_Task brief_: Every word of the data below has to be copied faithfully.

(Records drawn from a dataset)

*** Block opens ***

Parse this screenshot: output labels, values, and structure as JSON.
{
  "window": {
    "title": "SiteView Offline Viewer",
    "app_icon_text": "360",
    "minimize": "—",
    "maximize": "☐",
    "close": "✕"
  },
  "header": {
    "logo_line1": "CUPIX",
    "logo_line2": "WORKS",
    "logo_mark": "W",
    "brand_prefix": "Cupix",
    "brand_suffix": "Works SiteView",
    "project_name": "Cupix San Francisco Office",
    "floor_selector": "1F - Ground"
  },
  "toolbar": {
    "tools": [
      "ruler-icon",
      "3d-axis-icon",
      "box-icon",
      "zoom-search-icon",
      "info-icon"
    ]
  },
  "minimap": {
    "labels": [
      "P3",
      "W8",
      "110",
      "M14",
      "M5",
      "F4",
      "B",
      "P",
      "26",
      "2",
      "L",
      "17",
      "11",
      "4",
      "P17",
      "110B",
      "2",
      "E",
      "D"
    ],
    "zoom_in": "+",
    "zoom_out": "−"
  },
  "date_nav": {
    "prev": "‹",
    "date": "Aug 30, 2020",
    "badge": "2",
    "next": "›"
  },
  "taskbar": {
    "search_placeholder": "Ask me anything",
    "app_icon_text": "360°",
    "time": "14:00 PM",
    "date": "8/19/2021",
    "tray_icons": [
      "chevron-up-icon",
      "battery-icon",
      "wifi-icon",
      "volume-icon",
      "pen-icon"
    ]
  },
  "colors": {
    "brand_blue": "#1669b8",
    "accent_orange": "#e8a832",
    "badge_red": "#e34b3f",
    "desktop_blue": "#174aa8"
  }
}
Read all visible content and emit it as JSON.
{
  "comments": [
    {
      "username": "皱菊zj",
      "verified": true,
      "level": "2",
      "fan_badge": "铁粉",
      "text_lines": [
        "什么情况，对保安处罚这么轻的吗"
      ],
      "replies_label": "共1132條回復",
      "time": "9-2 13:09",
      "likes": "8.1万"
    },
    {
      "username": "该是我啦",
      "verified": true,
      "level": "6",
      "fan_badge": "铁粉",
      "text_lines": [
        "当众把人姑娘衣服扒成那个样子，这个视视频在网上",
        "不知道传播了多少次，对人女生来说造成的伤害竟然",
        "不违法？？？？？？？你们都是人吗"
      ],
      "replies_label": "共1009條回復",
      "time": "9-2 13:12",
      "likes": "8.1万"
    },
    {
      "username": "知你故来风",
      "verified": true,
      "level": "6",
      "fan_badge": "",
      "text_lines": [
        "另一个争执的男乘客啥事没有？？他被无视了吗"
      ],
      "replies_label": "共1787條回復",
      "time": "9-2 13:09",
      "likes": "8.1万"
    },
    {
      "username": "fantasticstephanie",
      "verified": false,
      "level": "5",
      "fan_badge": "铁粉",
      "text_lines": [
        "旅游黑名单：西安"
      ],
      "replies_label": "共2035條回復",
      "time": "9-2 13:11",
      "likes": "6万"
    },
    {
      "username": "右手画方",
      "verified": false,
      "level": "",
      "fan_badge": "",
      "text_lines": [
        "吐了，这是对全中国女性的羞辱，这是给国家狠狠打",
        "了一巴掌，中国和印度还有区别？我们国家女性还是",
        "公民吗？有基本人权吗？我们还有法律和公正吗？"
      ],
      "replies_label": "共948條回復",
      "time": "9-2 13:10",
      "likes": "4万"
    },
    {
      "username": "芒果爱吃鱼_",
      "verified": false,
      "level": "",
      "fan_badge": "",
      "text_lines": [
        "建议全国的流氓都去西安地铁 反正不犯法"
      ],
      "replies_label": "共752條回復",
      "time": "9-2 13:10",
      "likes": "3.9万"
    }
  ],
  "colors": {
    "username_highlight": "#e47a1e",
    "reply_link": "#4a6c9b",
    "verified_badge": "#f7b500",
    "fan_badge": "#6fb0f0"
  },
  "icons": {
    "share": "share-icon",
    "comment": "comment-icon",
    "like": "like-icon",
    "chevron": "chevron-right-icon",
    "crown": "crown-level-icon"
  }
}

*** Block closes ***

_Answer_:
Parse this screenshot: output labels, values, and structure as JSON.
{
  "window": {
    "title": "SiteView Offline Viewer",
    "app_icon_text": "360",
    "minimize": "—",
    "maximize": "☐",
    "close": "✕"
  },
  "header": {
    "logo_line1": "CUPIX",
    "logo_line2": "WORKS",
    "logo_mark": "W",
    "brand_prefix": "Cupix",
    "brand_suffix": "Works SiteView",
    "project_name": "Cupix San Francisco Office",
    "floor_selector": "1F - Ground"
  },
  "toolbar": {
    "tools": [
      "ruler-icon",
      "3d-axis-icon",
      "box-icon",
      "zoom-search-icon",
      "info-icon"
    ]
  },
  "minimap": {
    "labels": [
      "P3",
      "W8",
      "110",
      "M14",
      "M5",
      "F4",
      "B",
      "P",
      "26",
      "2",
      "L",
      "17",
      "11",
      "4",
      "P17",
      "110B",
      "2",
      "E",
      "D"
    ],
    "zoom_in": "+",
    "zoom_out": "−"
  },
  "date_nav": {
    "prev": "‹",
    "date": "Aug 30, 2020",
    "badge": "2",
    "next": "›"
  },
  "taskbar": {
    "search_placeholder": "Ask me anything",
    "app_icon_text": "360°",
    "time": "14:00 PM",
    "date": "8/19/2021",
    "tray_icons": [
      "chevron-up-icon",
      "battery-icon",
      "wifi-icon",
      "volume-icon",
      "pen-icon"
    ]
  },
  "colors": {
    "brand_blue": "#1669b8",
    "accent_orange": "#e8a832",
    "badge_red": "#e34b3f",
    "desktop_blue": "#174aa8"
  }
}
Read all visible content and emit it as JSON.
{
  "comments": [
    {
      "username": "皱菊zj",
      "verified": true,
      "level": "2",
      "fan_badge": "铁粉",
      "text_lines": [
        "什么情况，对保安处罚这么轻的吗"
      ],
      "replies_label": "共1132條回復",
      "time": "9-2 13:09",
      "likes": "8.1万"
    },
    {
      "username": "该是我啦",
      "verified": true,
      "level": "6",
      "fan_badge": "铁粉",
      "text_lines": [
        "当众把人姑娘衣服扒成那个样子，这个视视频在网上",
        "不知道传播了多少次，对人女生来说造成的伤害竟然",
        "不违法？？？？？？？你们都是人吗"
      ],
      "replies_label": "共1009條回復",
      "time": "9-2 13:12",
      "likes": "8.1万"
    },
    {
      "username": "知你故来风",
      "verified": true,
      "level": "6",
      "fan_badge": "",
      "text_lines": [
        "另一个争执的男乘客啥事没有？？他被无视了吗"
      ],
      "replies_label": "共1787條回復",
      "time": "9-2 13:09",
      "likes": "8.1万"
    },
    {
      "username": "fantasticstephanie",
      "verified": false,
      "level": "5",
      "fan_badge": "铁粉",
      "text_lines": [
        "旅游黑名单：西安"
      ],
      "replies_label": "共2035條回復",
      "time": "9-2 13:11",
      "likes": "6万"
    },
    {
      "username": "右手画方",
      "verified": false,
      "level": "",
      "fan_badge": "",
      "text_lines": [
        "吐了，这是对全中国女性的羞辱，这是给国家狠狠打",
        "了一巴掌，中国和印度还有区别？我们国家女性还是",
        "公民吗？有基本人权吗？我们还有法律和公正吗？"
      ],
      "replies_label": "共948條回復",
      "time": "9-2 13:10",
      "likes": "4万"
    },
    {
      "username": "芒果爱吃鱼_",
      "verified": false,
      "level": "",
      "fan_badge": "",
      "text_lines": [
        "建议全国的流氓都去西安地铁 反正不犯法"
      ],
      "replies_label": "共752條回復",
      "time": "9-2 13:10",
      "likes": "3.9万"
    }
  ],
  "colors": {
    "username_highlight": "#e47a1e",
    "reply_link": "#4a6c9b",
    "verified_badge": "#f7b500",
    "fan_badge": "#6fb0f0"
  },
  "icons": {
    "share": "share-icon",
    "comment": "comment-icon",
    "like": "like-icon",
    "chevron": "chevron-right-icon",
    "crown": "crown-level-icon"
  }
}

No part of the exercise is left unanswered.